Gov't Not Determined to Prevent Ulpana Demolition

Yesha Council Chairman: There is a lack of determination by the government to solve the issue of the Ulpana neighborhood in Beit El.

Elad Benari,

Danny Dayan
Danny Dayan
Flash 90

Yesha Council Chairman Danny Dayan said on Thursday that there is a lack of determination in the political echelon to solve the issue of the Ulpana neighborhood in Beit El.

The Ulpana neighborhood is one of several Jewish communities in Judea and Samaria over which the threat of demolition hangs after a Supreme Court ruling. The communities were built with state cooperation, but the lands on which they stand are disputed. Legal experts have said that a reasonable solution would be compensation to any claimants who could prove ownership, since the homes have been standing for many years without being contested.

Beit El was founded in 1977 - ten years after the Six Day War - when a group of Jewish families took up residence in open land adjacent to the local IDF base.

A religiously observant community associated with the religious Zionist movement, Beit El was granted municipal status in 1997.

Speaking to Arutz Sheva on Thursday, Dayan said, “It is inconceivable injustice to destroy five apartment buildings with six apartments in each, where the best residents of the country are living, who were encouraged by Israeli governments, including financial encouragement, to come and settle there.”

Dayan called on Prime Minister Binyamin Netanyahu to show more determination and work to prevent the demolition. “We need to demand from the political system and from the political and executive branches, i.e. the prime minister and his ministers, to show determination. I hear in conversations with ministers and other officials that there is no desire to carry out the destruction in Ulpana. But this statement is inadequate, it must be translated into practice, and this requires determination on their part.”

He added, “Until this moment, unfortunately, I cannot say I have seen the determination that is required by the political leadership. I hope this picture will change in the coming days.

“I do not think legislation is needed to resolve the issue, a government decision is enough,” said Dayan. “Legislation should only be used if decisions are not implemented. A similar decision has already been made in the past: we were in a similar position with nine houses in Ofra, and it was actually Defense Minister Ehud Barak, in the previous government of Ehud Olmert, who made a decision and informed the Supreme Court that after the government weighed all the considerations, it decided to change its position.”

He noted that the ball is now in the Prime Minister’s court. “The Prime Minister can immediately change the neighborhood’s legal situation.

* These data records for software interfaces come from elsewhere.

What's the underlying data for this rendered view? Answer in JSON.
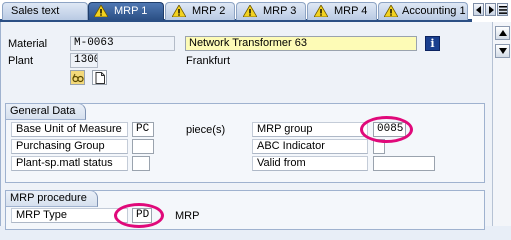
{
  "tabs": [
    {
      "label": "Sales text",
      "active": false
    },
    {
      "label": "MRP 1",
      "active": true
    },
    {
      "label": "MRP 2",
      "active": false
    },
    {
      "label": "MRP 3",
      "active": false
    },
    {
      "label": "MRP 4",
      "active": false
    },
    {
      "label": "Accounting 1",
      "active": false
    }
  ],
  "header": {
    "material_label": "Material",
    "material_value": "M-0063",
    "material_description": "Network Transformer 63",
    "plant_label": "Plant",
    "plant_value": "1300",
    "plant_name": "Frankfurt",
    "info_button": "i"
  },
  "general_data": {
    "title": "General Data",
    "base_uom_label": "Base Unit of Measure",
    "base_uom_value": "PC",
    "base_uom_text": "piece(s)",
    "purchasing_group_label": "Purchasing Group",
    "purchasing_group_value": "",
    "plant_sp_status_label": "Plant-sp.matl status",
    "plant_sp_status_value": "",
    "mrp_group_label": "MRP group",
    "mrp_group_value": "0085",
    "abc_indicator_label": "ABC Indicator",
    "abc_indicator_value": "",
    "valid_from_label": "Valid from",
    "valid_from_value": ""
  },
  "mrp_procedure": {
    "title": "MRP procedure",
    "mrp_type_label": "MRP Type",
    "mrp_type_value": "PD",
    "mrp_type_text": "MRP"
  },
  "highlight_color": "#e0097a",
  "accent_color": "#2b4f84"
}
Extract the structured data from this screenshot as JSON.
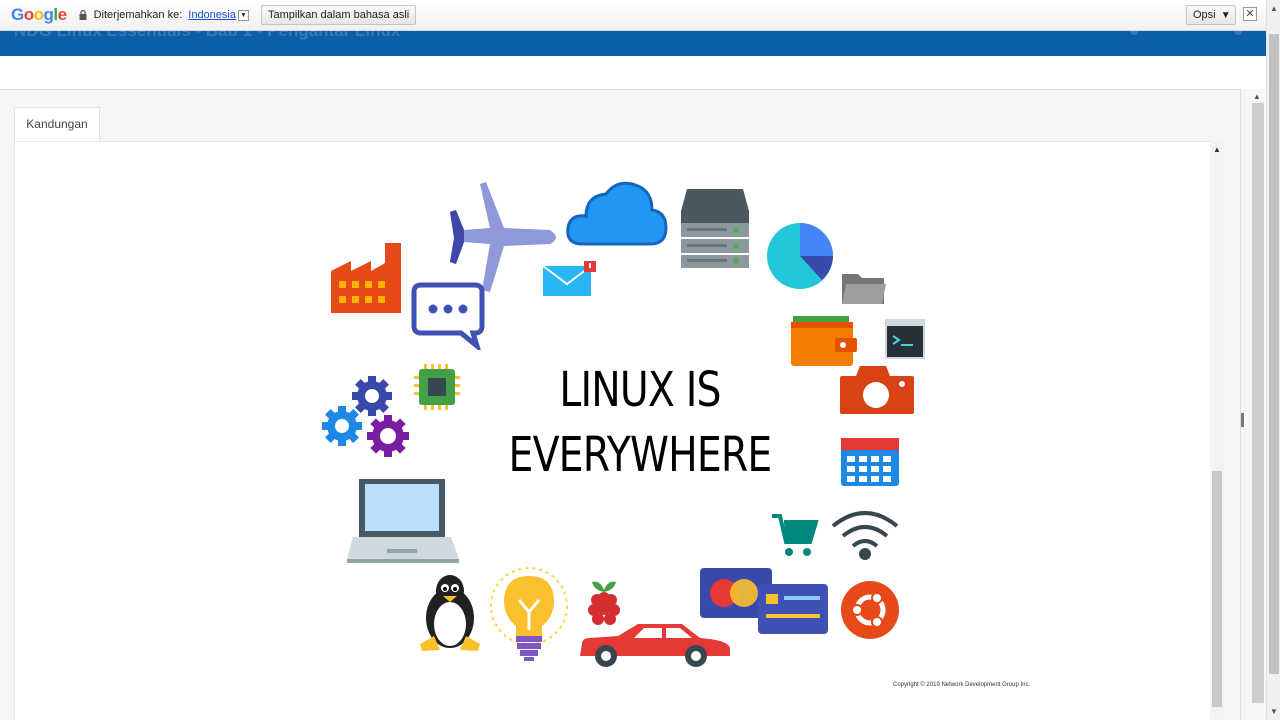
{
  "translate_bar": {
    "logo_letters": [
      "G",
      "o",
      "o",
      "g",
      "l",
      "e"
    ],
    "logo_colors": [
      "#4285f4",
      "#ea4335",
      "#fbbc05",
      "#4285f4",
      "#34a853",
      "#ea4335"
    ],
    "label": "Diterjemahkan ke:",
    "language": "Indonesia",
    "show_original": "Tampilkan dalam bahasa asli",
    "options": "Opsi",
    "options_caret": "▼",
    "close": "✕"
  },
  "header": {
    "ghost_text": "NDG Linux Essentials - Bab 1 - Pengantar Linux",
    "color": "#0b5ea8"
  },
  "tabs": [
    {
      "label": "Kandungan"
    }
  ],
  "slide": {
    "title_line1": "LINUX IS",
    "title_line2": "EVERYWHERE",
    "copyright": "Copyright © 2019 Network Development Group Inc.",
    "icons": [
      "airplane-icon",
      "cloud-icon",
      "server-icon",
      "pie-chart-icon",
      "factory-icon",
      "mail-icon",
      "chat-bubble-icon",
      "folder-icon",
      "wallet-icon",
      "terminal-icon",
      "chip-icon",
      "gears-icon",
      "camera-icon",
      "calendar-icon",
      "laptop-icon",
      "cart-icon",
      "wifi-icon",
      "tux-penguin-icon",
      "lightbulb-icon",
      "raspberry-pi-icon",
      "credit-cards-icon",
      "ubuntu-icon",
      "car-icon"
    ]
  }
}
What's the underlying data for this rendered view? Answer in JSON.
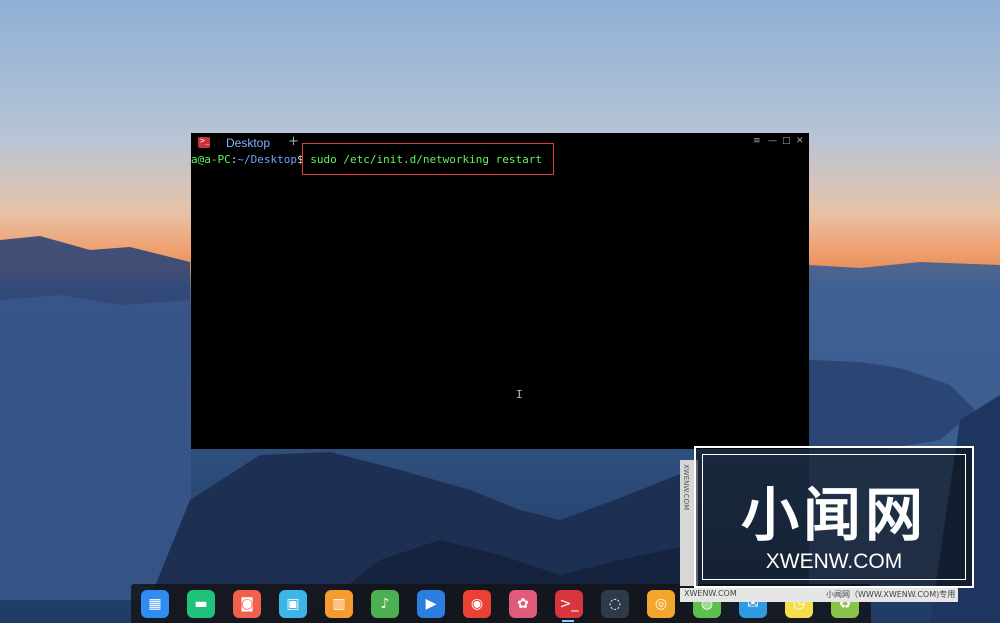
{
  "terminal": {
    "tab_label": "Desktop",
    "new_tab_symbol": "+",
    "window_controls": {
      "menu": "≡",
      "minimize": "—",
      "maximize": "□",
      "close": "✕"
    },
    "prompt": {
      "user": "a@a-PC",
      "separator": ":",
      "path": "~/Desktop",
      "dollar": "$",
      "command": " sudo /etc/init.d/networking restart"
    },
    "text_cursor": "I"
  },
  "watermark": {
    "title": "小闻网",
    "subtitle": "XWENW.COM",
    "side_text": "XWENW.COM",
    "bottom_left": "XWENW.COM",
    "bottom_right": "小闻网（WWW.XWENW.COM)专用"
  },
  "dock": {
    "items": [
      {
        "name": "launcher",
        "glyph": "▦",
        "color": "#2f8cf0"
      },
      {
        "name": "file-manager",
        "glyph": "▬",
        "color": "#1fc27a"
      },
      {
        "name": "screen-recorder",
        "glyph": "◙",
        "color": "#f0604c"
      },
      {
        "name": "app-store",
        "glyph": "▣",
        "color": "#3cb5e8"
      },
      {
        "name": "store-bag",
        "glyph": "▥",
        "color": "#f59b2f"
      },
      {
        "name": "music",
        "glyph": "♪",
        "color": "#4caf50"
      },
      {
        "name": "video-player",
        "glyph": "▶",
        "color": "#2a7de1"
      },
      {
        "name": "chrome",
        "glyph": "◉",
        "color": "#e94235"
      },
      {
        "name": "settings",
        "glyph": "✿",
        "color": "#e05a7a"
      },
      {
        "name": "terminal",
        "glyph": ">_",
        "color": "#d8363c"
      },
      {
        "name": "system-monitor",
        "glyph": "◌",
        "color": "#2d3a4a"
      },
      {
        "name": "camera",
        "glyph": "◎",
        "color": "#f2a62c"
      },
      {
        "name": "wechat",
        "glyph": "◍",
        "color": "#5cc14b"
      },
      {
        "name": "mail",
        "glyph": "✉",
        "color": "#2f9ae0"
      },
      {
        "name": "clock",
        "glyph": "◷",
        "color": "#f4e04a"
      },
      {
        "name": "trash",
        "glyph": "♻",
        "color": "#8bc34a"
      }
    ]
  }
}
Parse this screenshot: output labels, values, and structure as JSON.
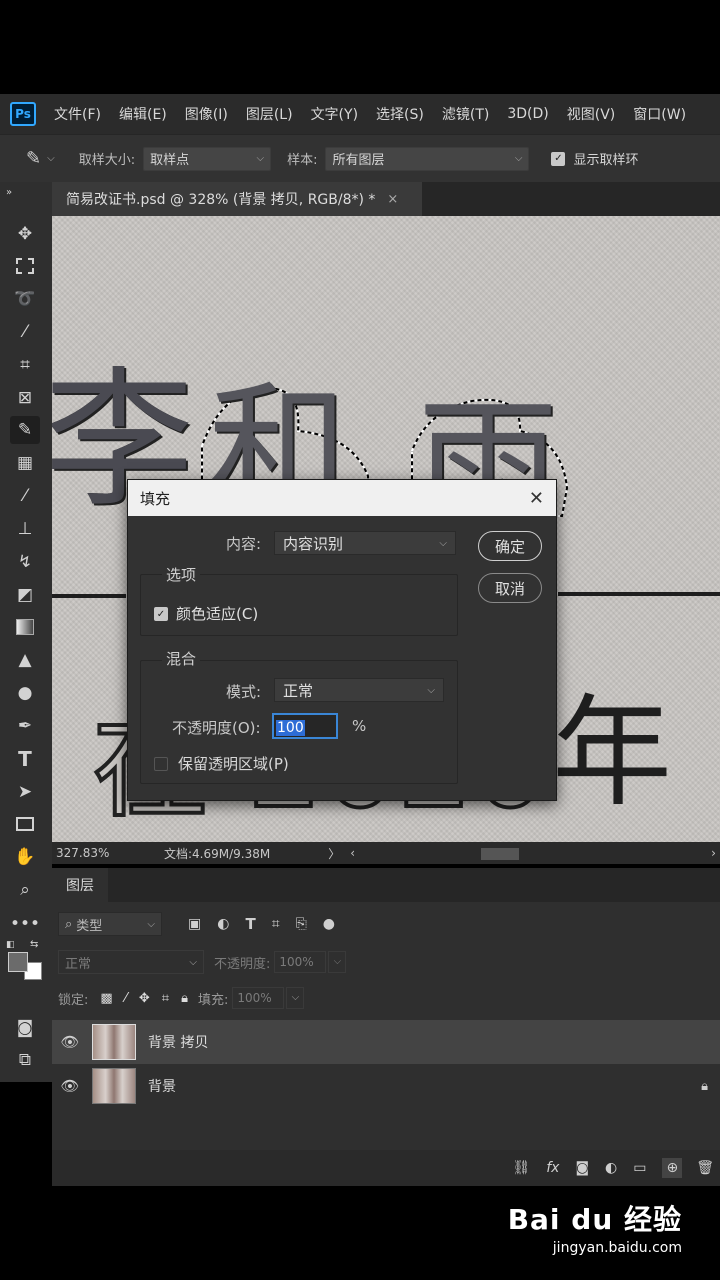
{
  "menubar": {
    "logo": "Ps",
    "items": [
      "文件(F)",
      "编辑(E)",
      "图像(I)",
      "图层(L)",
      "文字(Y)",
      "选择(S)",
      "滤镜(T)",
      "3D(D)",
      "视图(V)",
      "窗口(W)"
    ]
  },
  "options": {
    "sample_size_label": "取样大小:",
    "sample_size_value": "取样点",
    "sample_label": "样本:",
    "sample_value": "所有图层",
    "show_ring_label": "显示取样环",
    "show_ring_checked": true
  },
  "document_tab": {
    "title": "简易改证书.psd @ 328% (背景 拷贝, RGB/8*) *",
    "close": "×"
  },
  "canvas": {
    "text_fragments": [
      "李",
      "和",
      "雨",
      "在 2020",
      "年"
    ]
  },
  "status": {
    "zoom": "327.83%",
    "doc_info": "文档:4.69M/9.38M"
  },
  "dialog": {
    "title": "填充",
    "content_label": "内容:",
    "content_value": "内容识别",
    "options_group": "选项",
    "color_adapt_label": "颜色适应(C)",
    "color_adapt_checked": true,
    "blend_group": "混合",
    "mode_label": "模式:",
    "mode_value": "正常",
    "opacity_label": "不透明度(O):",
    "opacity_value": "100",
    "opacity_unit": "%",
    "preserve_label": "保留透明区域(P)",
    "preserve_checked": false,
    "ok_label": "确定",
    "cancel_label": "取消"
  },
  "layers_panel": {
    "tab_label": "图层",
    "filter_kind": "类型",
    "blend_mode": "正常",
    "opacity_label": "不透明度:",
    "opacity_value": "100%",
    "lock_label": "锁定:",
    "fill_label": "填充:",
    "fill_value": "100%",
    "layers": [
      {
        "name": "背景 拷贝",
        "selected": true,
        "locked": false
      },
      {
        "name": "背景",
        "selected": false,
        "locked": true
      }
    ]
  },
  "watermark": {
    "brand": "Bai du 经验",
    "url": "jingyan.baidu.com"
  },
  "colors": {
    "accent": "#31a8ff",
    "panel": "#323232",
    "dark": "#262626"
  }
}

Take the unfortunate incident of Beit Hamachpela in Hevron. They told us it was illegal. If anything was illegal it was that the Defense Minister issued an order that declared the area a closed military zone. Here the exact opposite has to happen, because in this case there is a statement by the State that the buildings must be demolished. This statement has to be cancelled and turned around so that the legal situation will change. The tools are in the hands of the government and in the hands of the Prime Minister and the Minister of Defense. By the way, I think they also want to achieve these results.”

Earlier this week, Likud Cabinet ministers demanded action and not words, after Netanyahu promised “we will find a solution” for the Ulpana neighborhood in Beit El and other Jewish communities threatened with expulsion. 

In response to the Prime Minister’s statement that “we will find a solution”, Education Minister Gideon Saar warned that if he does not, the Knesset will take action and pass a law to legalize the communities.